## PROVIDED RECORDS
• • • • •

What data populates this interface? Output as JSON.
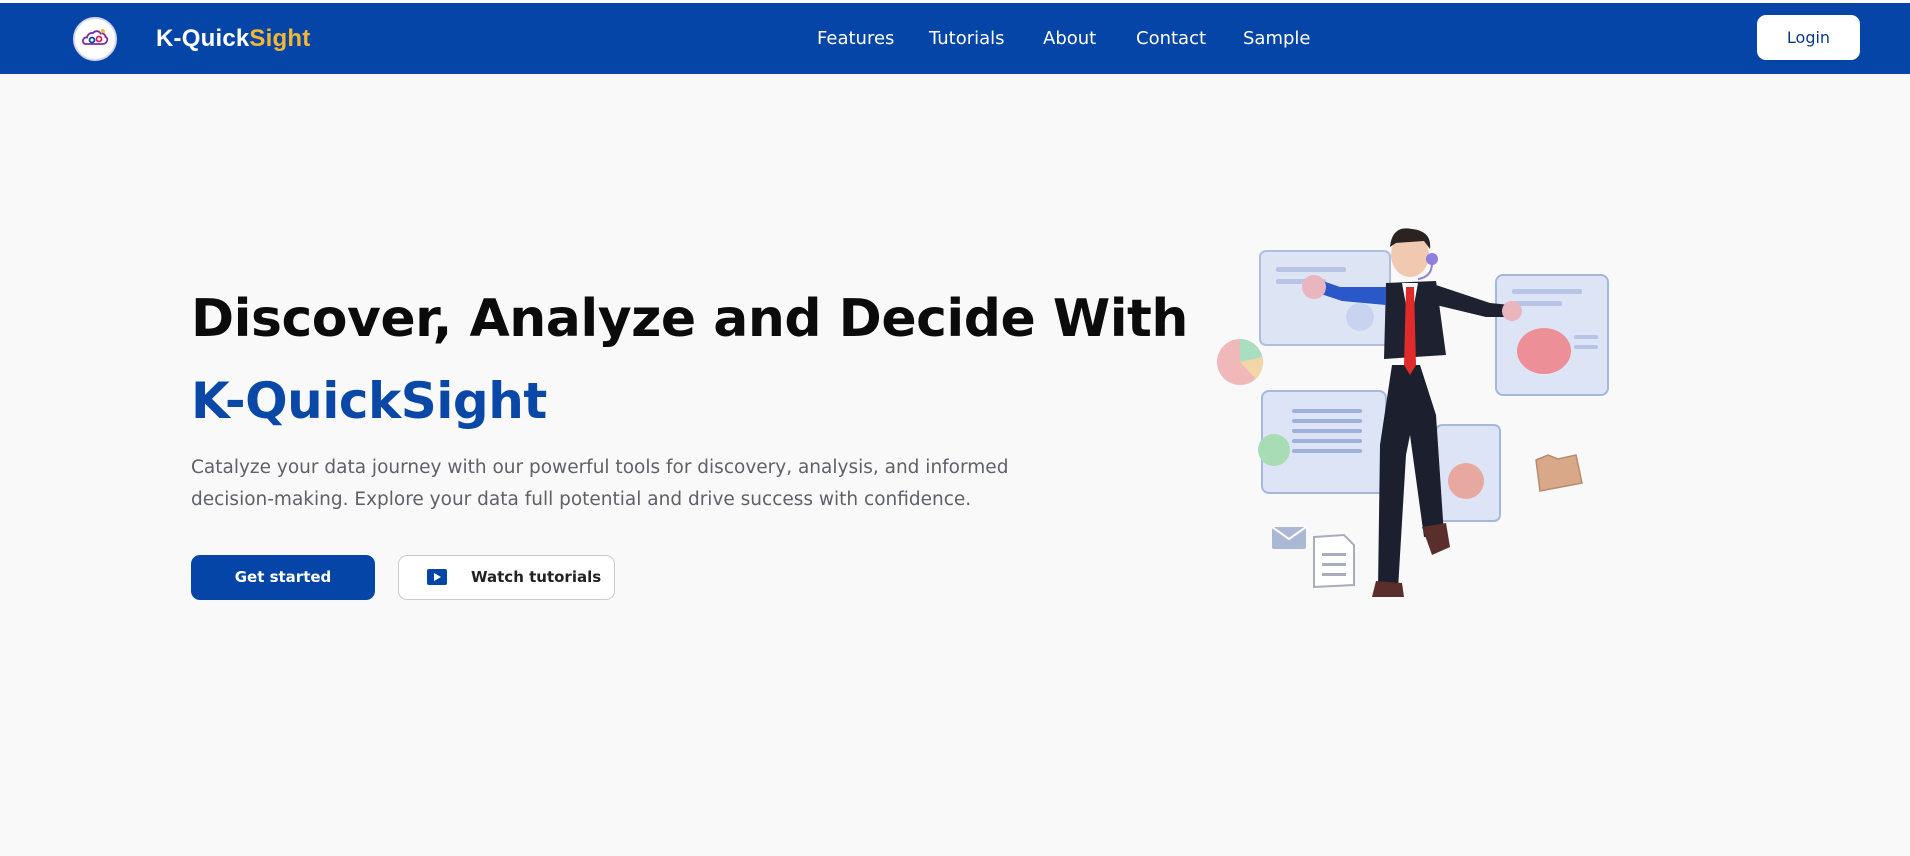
{
  "header": {
    "brand_primary": "K-Quick",
    "brand_accent": "Sight",
    "nav": [
      "Features",
      "Tutorials",
      "About",
      "Contact",
      "Sample"
    ],
    "login_label": "Login"
  },
  "hero": {
    "title": "Discover, Analyze and Decide With",
    "brand": "K-QuickSight",
    "description": "Catalyze your data journey with our powerful tools for discovery, analysis, and informed decision-making. Explore your data full potential and drive success with confidence.",
    "primary_button": "Get started",
    "secondary_button": "Watch tutorials"
  },
  "colors": {
    "header_bg": "#0645a8",
    "brand_accent": "#f5b731",
    "primary": "#0645a8",
    "page_bg": "#f9f9f9"
  },
  "icons": {
    "logo": "cloud-analytics-logo-icon",
    "play": "play-icon"
  }
}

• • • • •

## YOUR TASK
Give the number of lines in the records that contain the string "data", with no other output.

## REPLY TO THE TASK
2